The memoir is a short 129 page read, but gripping. In the story, Antoine’s wife Helene is killed in a terrorist attack in France. Suddenly, Antoine is left a widower. Their seventeen-month-old baby son Melvil cries for his mother, but never gets back. In the light of such tragedy, Antoine writes a powerful letter to the terrorists, “You will not have my hate.” His letter went viral. In his letter, he also says, “There are only two of us -my son and myself- but we are stronger than all the armies of the world.”

“We were like two little Lego bricks that fitted together perfectly,” he says about his wife.

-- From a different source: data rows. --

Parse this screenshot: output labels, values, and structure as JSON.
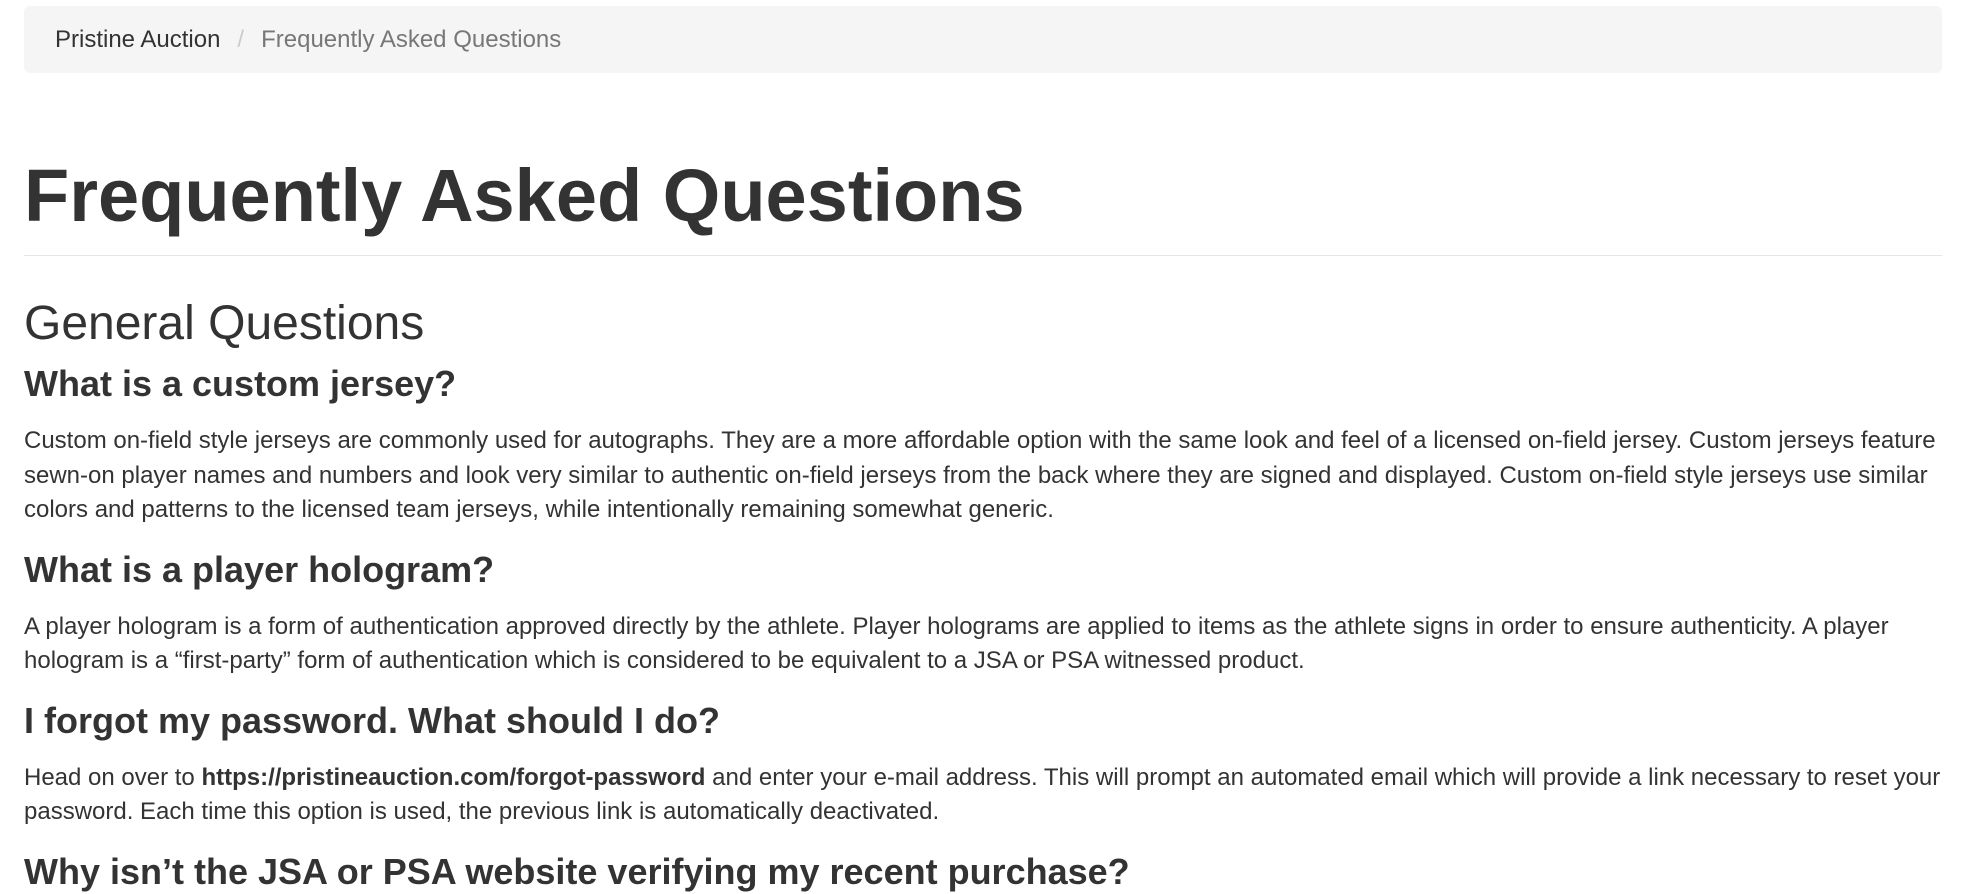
{
  "breadcrumb": {
    "home": "Pristine Auction",
    "separator": "/",
    "current": "Frequently Asked Questions"
  },
  "page": {
    "title": "Frequently Asked Questions"
  },
  "section": {
    "title": "General Questions"
  },
  "faqs": [
    {
      "question": "What is a custom jersey?",
      "answer": "Custom on-field style jerseys are commonly used for autographs. They are a more affordable option with the same look and feel of a licensed on-field jersey. Custom jerseys feature sewn-on player names and numbers and look very similar to authentic on-field jerseys from the back where they are signed and displayed. Custom on-field style jerseys use similar colors and patterns to the licensed team jerseys, while intentionally remaining somewhat generic."
    },
    {
      "question": "What is a player hologram?",
      "answer": "A player hologram is a form of authentication approved directly by the athlete. Player holograms are applied to items as the athlete signs in order to ensure authenticity. A player hologram is a “first-party” form of authentication which is considered to be equivalent to a JSA or PSA witnessed product."
    },
    {
      "question": "I forgot my password. What should I do?",
      "answer_prefix": "Head on over to ",
      "answer_link": "https://pristineauction.com/forgot-password",
      "answer_suffix": " and enter your e-mail address. This will prompt an automated email which will provide a link necessary to reset your password. Each time this option is used, the previous link is automatically deactivated."
    },
    {
      "question": "Why isn’t the JSA or PSA website verifying my recent purchase?"
    }
  ]
}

Antoine has to deal with being alone and navigating the left over reality as a single papa. At his son’s daycare, the other mothers rotate making him and his baby homemade soup. Soup that his son does not like to eat. As a result, Antoine simply discards the soup each week.

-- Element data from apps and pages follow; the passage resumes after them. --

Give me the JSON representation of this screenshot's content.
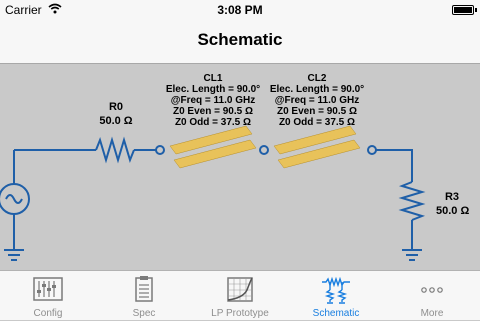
{
  "status_bar": {
    "carrier": "Carrier",
    "time": "3:08 PM"
  },
  "nav": {
    "title": "Schematic"
  },
  "schematic": {
    "r0": {
      "name": "R0",
      "value": "50.0 Ω"
    },
    "r3": {
      "name": "R3",
      "value": "50.0 Ω"
    },
    "cl1": {
      "name": "CL1",
      "elec_length": "Elec. Length = 90.0°",
      "freq": "@Freq = 11.0 GHz",
      "z0_even": "Z0 Even = 90.5 Ω",
      "z0_odd": "Z0 Odd = 37.5 Ω"
    },
    "cl2": {
      "name": "CL2",
      "elec_length": "Elec. Length = 90.0°",
      "freq": "@Freq = 11.0 GHz",
      "z0_even": "Z0 Even = 90.5 Ω",
      "z0_odd": "Z0 Odd = 37.5 Ω"
    },
    "colors": {
      "wire": "#1f5fa8",
      "coupler_gold": "#e8c25a"
    }
  },
  "tabs": [
    {
      "label": "Config",
      "icon": "config-icon",
      "active": false
    },
    {
      "label": "Spec",
      "icon": "spec-icon",
      "active": false
    },
    {
      "label": "LP Prototype",
      "icon": "lp-prototype-icon",
      "active": false
    },
    {
      "label": "Schematic",
      "icon": "schematic-icon",
      "active": true
    },
    {
      "label": "More",
      "icon": "more-icon",
      "active": false
    }
  ],
  "accent_color": "#1a7fe0"
}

I love how Antoine writes, “I didn’t have the courage to tell them that Melvil never tasted their homemade meals, and that the little pots could not stay in our house. Maybe this is because, even while still full, sitting on the dresser, these pots nourished our hearts with a sweet, maternal tenderness.”

Antoine’s paragraphs are short but full of emotion. The story is touching but inspiring. It’s a read that makes you yearn for a world full of peace and wish that everyone had Antoine’s courage.